Dan Sanderson | Staff Writer
A Frederic-based business is moving forward under the direction of a new owner, whose family has a deep lineage producing wooden keepsakes and souvenirs that are distributed throughout the world.
Aaron Weaver founded AuSable Souvenirs after taking over the production and distribution of items manufactured by AuSable Woodworking.
The items include walking sticks, bottle openers, slingshots, drink coasters, toothpick holders, whistles and game calls, and shot glasses.
“This is what I’ll be doing and I will be adding a bunch of more products as I expand,” Weaver said. “I’ve got a bunch of more products that I can make, I just don’t have the room to do it.”
In 1923, William Johnson started making wooden souvenirs such as candle holders, napkin rings, ash trays and mugs. The items were sold on consignment in Houghton Lake and at other nearby resorts.
In 1927, William was joined by Carl Johnson, Albert Madill, and Norma Madill to form a partnership known as AuSable Souvenir Works. The business was first located in a two-car garage in Grayling, but was later moved to Frederic.
In 1942, the shop was completely converted to World War II production, manufacturing bombay door latches and tank caps. No souvenirs were made until the war ended in 1945.
Weaver’s grandparents, Natalie and Raymond Weaver, joined the business as employees, after Raymond was discharged after serving in the U.S. Army in Europe during World War II. They remained with the company for four decades.
In 1963, the name of the business was changed to the AuSable Woodworking Company.
Weaver purchased the rights to manufacture and distribute the products from Jim Madill, Diane Thomas, Joan Kaiser, and Margaret Partello in January.
“All of them wanted to get out and I wanted to pick up this line of stuff,” Weaver said.
Weaver purchased a sander, drill presses, and a band saw from AuSable Woodworking.
“They started out in a little tiny garage like this and all they had is hand tools,” Weaver said. “They just grew and grew and they got to be a real big business.”
Also included in the deal was a machine made by Raymond Weaver to make the slingshots, when he first joined the business.
“That machine has produced millions of slingshots,” Weaver said.
Weaver won’t continue on with one of AuSable Woodworking’s main products, ornamental plaques. He said those products require a saw mill and room to apply a heavy lacquer finish.
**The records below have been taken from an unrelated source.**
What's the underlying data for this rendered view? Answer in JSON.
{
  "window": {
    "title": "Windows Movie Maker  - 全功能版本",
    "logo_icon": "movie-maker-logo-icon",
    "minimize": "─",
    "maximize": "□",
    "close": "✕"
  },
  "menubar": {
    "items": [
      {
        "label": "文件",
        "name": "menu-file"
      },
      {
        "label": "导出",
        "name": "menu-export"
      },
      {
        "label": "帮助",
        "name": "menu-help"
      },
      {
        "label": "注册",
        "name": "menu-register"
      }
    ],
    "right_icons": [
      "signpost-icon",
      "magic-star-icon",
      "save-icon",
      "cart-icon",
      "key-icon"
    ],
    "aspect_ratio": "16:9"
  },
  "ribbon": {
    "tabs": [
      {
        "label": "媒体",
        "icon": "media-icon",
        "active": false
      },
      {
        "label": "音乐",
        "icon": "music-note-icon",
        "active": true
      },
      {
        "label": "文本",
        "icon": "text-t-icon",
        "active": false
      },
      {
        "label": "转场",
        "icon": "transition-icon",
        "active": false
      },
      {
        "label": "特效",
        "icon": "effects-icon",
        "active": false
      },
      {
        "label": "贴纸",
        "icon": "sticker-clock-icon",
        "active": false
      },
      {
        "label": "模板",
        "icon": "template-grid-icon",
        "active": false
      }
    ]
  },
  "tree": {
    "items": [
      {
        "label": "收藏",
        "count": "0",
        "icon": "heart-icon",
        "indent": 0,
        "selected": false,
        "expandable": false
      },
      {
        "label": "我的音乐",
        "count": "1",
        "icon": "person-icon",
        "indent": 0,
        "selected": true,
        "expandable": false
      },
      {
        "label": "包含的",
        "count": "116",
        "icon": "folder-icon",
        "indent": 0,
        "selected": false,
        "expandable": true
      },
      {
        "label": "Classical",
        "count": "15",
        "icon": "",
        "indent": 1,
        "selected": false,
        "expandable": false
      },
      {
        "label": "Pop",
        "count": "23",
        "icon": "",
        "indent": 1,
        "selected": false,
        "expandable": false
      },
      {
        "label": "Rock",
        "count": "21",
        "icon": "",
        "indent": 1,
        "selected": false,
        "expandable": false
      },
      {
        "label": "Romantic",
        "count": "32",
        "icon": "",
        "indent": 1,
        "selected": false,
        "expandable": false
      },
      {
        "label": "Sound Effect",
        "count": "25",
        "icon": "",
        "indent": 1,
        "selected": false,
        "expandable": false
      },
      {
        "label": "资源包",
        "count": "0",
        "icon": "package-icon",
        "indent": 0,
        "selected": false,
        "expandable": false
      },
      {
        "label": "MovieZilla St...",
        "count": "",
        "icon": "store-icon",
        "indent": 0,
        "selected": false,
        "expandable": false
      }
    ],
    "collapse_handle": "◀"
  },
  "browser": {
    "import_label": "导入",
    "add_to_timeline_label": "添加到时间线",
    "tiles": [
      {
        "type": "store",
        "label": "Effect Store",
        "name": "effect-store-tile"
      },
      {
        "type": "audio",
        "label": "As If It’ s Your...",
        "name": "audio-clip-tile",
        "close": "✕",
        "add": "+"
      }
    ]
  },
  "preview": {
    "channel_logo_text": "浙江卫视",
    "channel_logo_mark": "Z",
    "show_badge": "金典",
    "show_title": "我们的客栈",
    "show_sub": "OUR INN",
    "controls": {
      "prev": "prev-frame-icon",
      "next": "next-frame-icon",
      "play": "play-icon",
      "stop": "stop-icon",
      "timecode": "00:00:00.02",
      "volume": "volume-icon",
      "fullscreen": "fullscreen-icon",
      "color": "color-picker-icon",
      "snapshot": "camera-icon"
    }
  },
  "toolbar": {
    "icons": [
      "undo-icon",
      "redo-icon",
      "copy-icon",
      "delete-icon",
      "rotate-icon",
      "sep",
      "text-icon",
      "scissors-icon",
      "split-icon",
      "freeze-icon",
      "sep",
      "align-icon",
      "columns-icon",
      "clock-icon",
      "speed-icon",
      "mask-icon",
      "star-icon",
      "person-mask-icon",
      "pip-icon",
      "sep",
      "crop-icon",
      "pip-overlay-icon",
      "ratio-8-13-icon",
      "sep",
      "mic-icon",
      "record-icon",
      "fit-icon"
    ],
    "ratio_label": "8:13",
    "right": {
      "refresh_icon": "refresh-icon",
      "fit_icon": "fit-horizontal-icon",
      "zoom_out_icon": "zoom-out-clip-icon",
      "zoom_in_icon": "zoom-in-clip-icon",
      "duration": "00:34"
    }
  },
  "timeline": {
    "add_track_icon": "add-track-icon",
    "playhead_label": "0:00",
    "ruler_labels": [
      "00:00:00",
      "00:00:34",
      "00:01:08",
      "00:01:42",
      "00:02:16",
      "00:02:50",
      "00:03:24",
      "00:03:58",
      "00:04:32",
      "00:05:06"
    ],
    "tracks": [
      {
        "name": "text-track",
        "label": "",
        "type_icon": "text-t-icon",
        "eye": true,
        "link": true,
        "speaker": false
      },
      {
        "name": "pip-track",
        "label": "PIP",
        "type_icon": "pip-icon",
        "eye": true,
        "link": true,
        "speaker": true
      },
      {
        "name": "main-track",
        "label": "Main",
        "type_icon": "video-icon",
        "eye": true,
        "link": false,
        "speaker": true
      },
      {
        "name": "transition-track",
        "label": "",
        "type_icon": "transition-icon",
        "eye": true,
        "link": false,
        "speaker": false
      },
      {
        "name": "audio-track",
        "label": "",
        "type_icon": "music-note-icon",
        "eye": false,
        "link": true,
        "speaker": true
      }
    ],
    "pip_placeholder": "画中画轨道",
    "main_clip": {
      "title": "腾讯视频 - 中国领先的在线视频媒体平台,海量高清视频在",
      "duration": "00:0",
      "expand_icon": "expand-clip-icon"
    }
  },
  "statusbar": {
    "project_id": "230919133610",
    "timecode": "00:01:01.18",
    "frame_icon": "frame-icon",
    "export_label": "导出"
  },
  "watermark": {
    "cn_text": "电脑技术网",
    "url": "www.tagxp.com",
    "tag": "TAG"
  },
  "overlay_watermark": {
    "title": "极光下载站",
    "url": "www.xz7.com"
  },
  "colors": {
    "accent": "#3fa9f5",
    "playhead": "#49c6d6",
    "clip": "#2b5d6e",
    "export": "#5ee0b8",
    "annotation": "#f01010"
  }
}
“It was so huge, so they had a lot of room to do that,” Weaver said of the businesses’ plant.
About 800 slingshots are currently hanging and drying in Weaver’s shop. Hundreds more are in crates, ready to be stamped for the individual states, cities and regions, where they will be sold.
“They’re totally done,” Weaver said.
Most of the products are made with maple, while the drink coasters are made with pine and basswood.
Weaver is joining his wife, Stephanie, who already has a business called Swamp Water Lanyard, which offers dog collars and leashes, fish lanyards, and duck hunting lanyards for game calls. The business also manufactures heavy-duty mesh mushroom bags, a popular item this time of year. Stephanie has operated the business for seven years.
Weaver handles maintenance duties for Frederic Township, while Stephanie works in the offices at McLean’s Ace Hardware.
The couple’s businesses are used to pay for family recreational activities.
“I like to do a little bit of fishing, I like to do a little bit of deer hunting, so this supplements my income for doing that kind of stuff,” Weaver said.
Eventually, Weaver plans to manufacture end tables and coffee tables.
“Just working with a limited about of space, I can only do so much,” he said.